        McCutcheon also stressed the invaluable service that larger labels like Rounder provide in keeping archival albums available, long after their commercial viability has dried up. Rounder has reissued all the Carter Family recordings on CD, as well as folklore legend Alan Lomax's epochal series of field recordings, and long out-of-print works by blues legends like Mississippi John Hurt.
        Internet entrepreneurs Panos and Sivers also urge folk activists to think about ways to make it easier for new fans to find the music. Search engines that refine browsing in ways that please both novices and experts, Panos says, may be the next online music wave. And Sivers thinks the Internet is ripe with possibilities for coming up with creative, fun new ways to get folk noticed above the radar.
        As one example, McCutcheon suggested that somebody could start an online musical newspaper, offering the latest topical songs from any who wanted to post them, laid out in some kind of  headline form, such as "Cheney-shoots-friend-in-face songs." Imagine the possibilities.
        As Panos points out, business models like Sonicbids and CD Baby are better right now at serving music professionals than fans. "That's okay," he says, "because it's natural for professionals to seize these new opportunities first. But it needs to go to that next level, where it's serving the fan just as well."
        "What folk needs now, I think," Sivers says, "are creative people willing to market and promote the music in new ways. That's something that will always be needed, and it's something that needs to be done hands-on, because there's no button you can push to capture people's imaginations, hearts, and minds. That's not a career that's going to be replaced by a piece of software."

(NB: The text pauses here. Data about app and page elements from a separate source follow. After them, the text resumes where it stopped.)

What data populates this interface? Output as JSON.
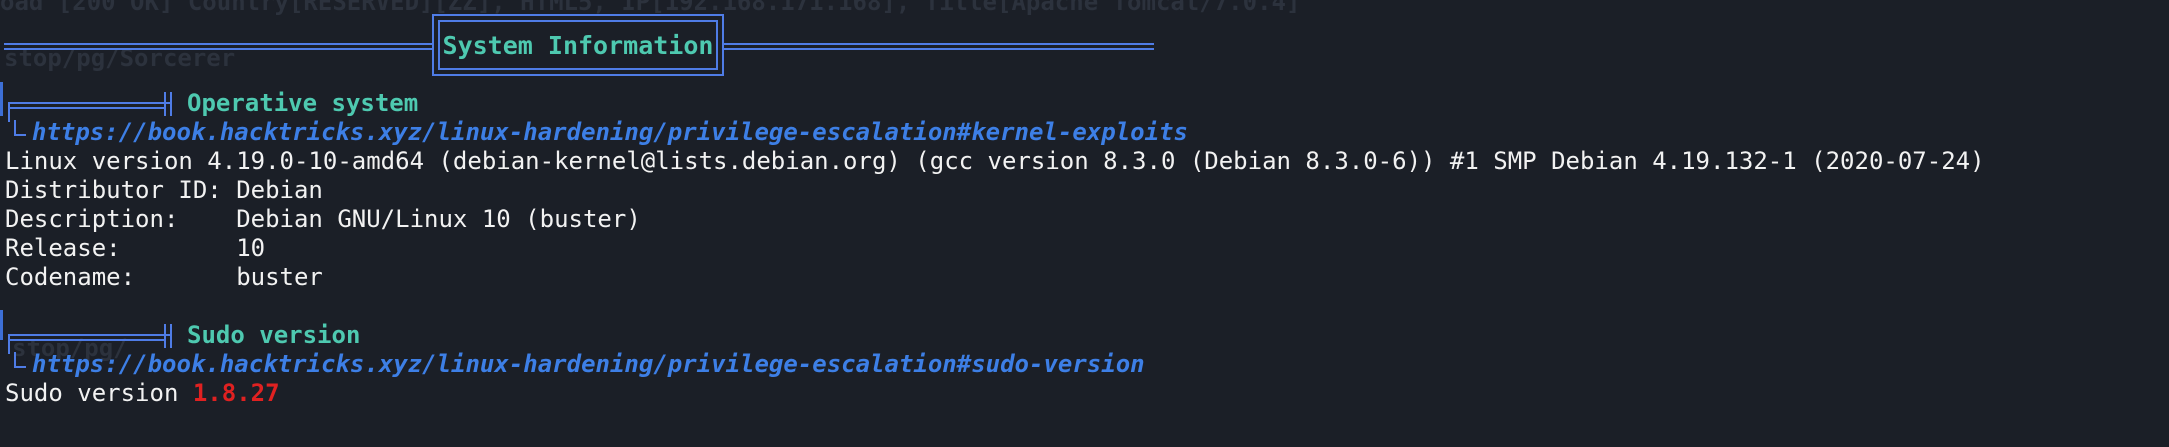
{
  "ghost": {
    "top_line": "oad [200 OK] Country[RESERVED][ZZ], HTML5, IP[192.168.171.168], Title[Apache Tomcat/7.0.4]",
    "path_line": "stop/pg/Sorcerer",
    "sudo_residue": "stop/pg/"
  },
  "banner": {
    "title": "System Information"
  },
  "sections": [
    {
      "title": "Operative system",
      "link": "https://book.hacktricks.xyz/linux-hardening/privilege-escalation#kernel-exploits",
      "lines": [
        "Linux version 4.19.0-10-amd64 (debian-kernel@lists.debian.org) (gcc version 8.3.0 (Debian 8.3.0-6)) #1 SMP Debian 4.19.132-1 (2020-07-24)",
        "Distributor ID: Debian",
        "Description:    Debian GNU/Linux 10 (buster)",
        "Release:        10",
        "Codename:       buster"
      ]
    },
    {
      "title": "Sudo version",
      "link": "https://book.hacktricks.xyz/linux-hardening/privilege-escalation#sudo-version",
      "output_prefix": "Sudo version ",
      "output_value": "1.8.27"
    }
  ],
  "colors": {
    "background": "#1b1f27",
    "frame_blue": "#4f7ce6",
    "title_teal": "#4ec9b0",
    "link_blue": "#3d7fe6",
    "version_red": "#e02121"
  }
}
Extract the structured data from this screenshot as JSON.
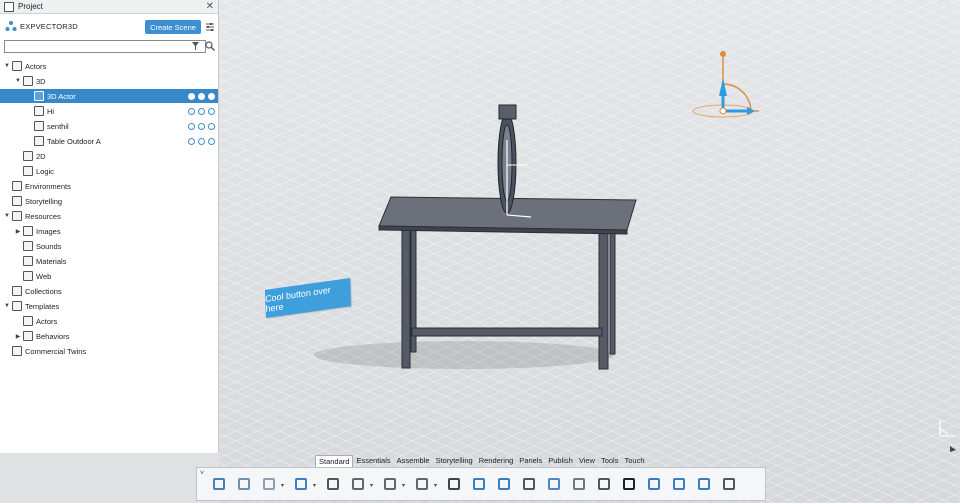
{
  "panel": {
    "title": "Project",
    "close_glyph": "✕",
    "project_name": "EXPVECTOR3D",
    "create_scene_label": "Create Scene",
    "search": {
      "value": "",
      "placeholder": ""
    },
    "tree": [
      {
        "label": "Actors",
        "level": 0,
        "expanded": true,
        "icon": "actors-icon"
      },
      {
        "label": "3D",
        "level": 1,
        "expanded": true,
        "icon": "cube-icon"
      },
      {
        "label": "3D Actor",
        "level": 2,
        "selected": true,
        "icon": "actor-3d-icon",
        "row_icons": true
      },
      {
        "label": "Hi",
        "level": 2,
        "icon": "model-icon",
        "row_icons": true
      },
      {
        "label": "senthil",
        "level": 2,
        "icon": "model-icon",
        "row_icons": true
      },
      {
        "label": "Table Outdoor A",
        "level": 2,
        "icon": "model-icon",
        "row_icons": true
      },
      {
        "label": "2D",
        "level": 1,
        "icon": "2d-icon"
      },
      {
        "label": "Logic",
        "level": 1,
        "icon": "logic-icon"
      },
      {
        "label": "Environments",
        "level": 0,
        "icon": "environment-icon"
      },
      {
        "label": "Storytelling",
        "level": 0,
        "icon": "storytelling-icon"
      },
      {
        "label": "Resources",
        "level": 0,
        "expanded": true,
        "icon": "resources-icon"
      },
      {
        "label": "Images",
        "level": 1,
        "collapsed": true,
        "icon": "images-icon"
      },
      {
        "label": "Sounds",
        "level": 1,
        "icon": "sounds-icon"
      },
      {
        "label": "Materials",
        "level": 1,
        "icon": "materials-icon"
      },
      {
        "label": "Web",
        "level": 1,
        "icon": "web-icon"
      },
      {
        "label": "Collections",
        "level": 0,
        "icon": "collections-icon"
      },
      {
        "label": "Templates",
        "level": 0,
        "expanded": true,
        "icon": "templates-icon"
      },
      {
        "label": "Actors",
        "level": 1,
        "icon": "actors-icon"
      },
      {
        "label": "Behaviors",
        "level": 1,
        "collapsed": true,
        "icon": "behaviors-icon"
      },
      {
        "label": "Commercial Twins",
        "level": 0,
        "icon": "twins-icon"
      }
    ]
  },
  "viewport": {
    "callout_text": "Cool button over here"
  },
  "toolbar": {
    "tabs": [
      "Standard",
      "Essentials",
      "Assemble",
      "Storytelling",
      "Rendering",
      "Panels",
      "Publish",
      "View",
      "Tools",
      "Touch"
    ],
    "active_tab": "Standard",
    "tools": [
      {
        "name": "cut-icon",
        "color": "#4a7fb8"
      },
      {
        "name": "copy-icon",
        "color": "#6e8fb0"
      },
      {
        "name": "paste-icon",
        "color": "#8aa0b8",
        "dropdown": true
      },
      {
        "name": "undo-icon",
        "color": "#3d7fc7",
        "dropdown": true
      },
      {
        "name": "zoom-fit-icon",
        "color": "#555555"
      },
      {
        "name": "tree-icon",
        "color": "#666666",
        "dropdown": true
      },
      {
        "name": "select-icon",
        "color": "#666666",
        "dropdown": true
      },
      {
        "name": "brush-icon",
        "color": "#666666",
        "dropdown": true
      },
      {
        "name": "search-icon",
        "color": "#444444"
      },
      {
        "name": "book-icon",
        "color": "#3b7dc4"
      },
      {
        "name": "list-icon",
        "color": "#3b7dc4"
      },
      {
        "name": "document-icon",
        "color": "#555555"
      },
      {
        "name": "users-icon",
        "color": "#4a86c8"
      },
      {
        "name": "note-icon",
        "color": "#777777"
      },
      {
        "name": "help-icon",
        "color": "#555555"
      },
      {
        "name": "vr-headset-icon",
        "color": "#222222"
      },
      {
        "name": "device-icon",
        "color": "#3b7dc4"
      },
      {
        "name": "share-icon",
        "color": "#3b7dc4"
      },
      {
        "name": "network-icon",
        "color": "#3b7dc4"
      },
      {
        "name": "panel-icon",
        "color": "#555555"
      }
    ]
  },
  "colors": {
    "accent": "#3d8fd1",
    "selection": "#3788c9",
    "callout": "#3f9fdc",
    "axis_orange": "#e08a3a",
    "axis_blue": "#2d9be0"
  }
}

        Sing Out editor Moss said that folk also needs to be mindful of tradition's greatest lesson: passing it along is how art stays alive.
        "Don't be afraid of listening to something new, every day if you can," he says. "And of letting that leak into the work you do. I mean, it's simplistic to just say we'll bring young people in. The trick is, how do you get them interested? You go where they are, then invite them to come where you are - and to lead."
        "I really think folk is going through a renaissance right now," says Red House's Peltoniemi. "I see all these kids in string bands, playing banjos and singing the Harry Smith collection. I think they're trying to reclaim something genuine in our culture, in the midst of so much that's not genuine."
        And that, in the end, may be folk's saving grace, just as it has always been. It is real people's music, folk's music, whether it's coming from an edgy urban songwriter determined to tell the hard truths in song; or a string band plunking out old banjo tunes just the way they used to. Folk music is human - and human never goes out of style.
        "I know I sound like an old dog saying this," McCutcheon says with a gentle laugh, "but I think the biggest challenge, while we're learning to master and exploit these new technologies, is that we don't forget this music is interactive - and that when you reach out, you should be actually touching something. We can talk about a folk music community, but unless we're interacting as a face-to-face human community, then we're just a marketplace. One of the things that has been so healthful and sustaining to me over the years is the feeling that I was serving, and being taken care of by, a real community. Folk music is a way to make a living; but it's also a way to make a life."
        Originally published in Sing Out! The Folk Music Magazine, used by permission, Sing Out Corporation.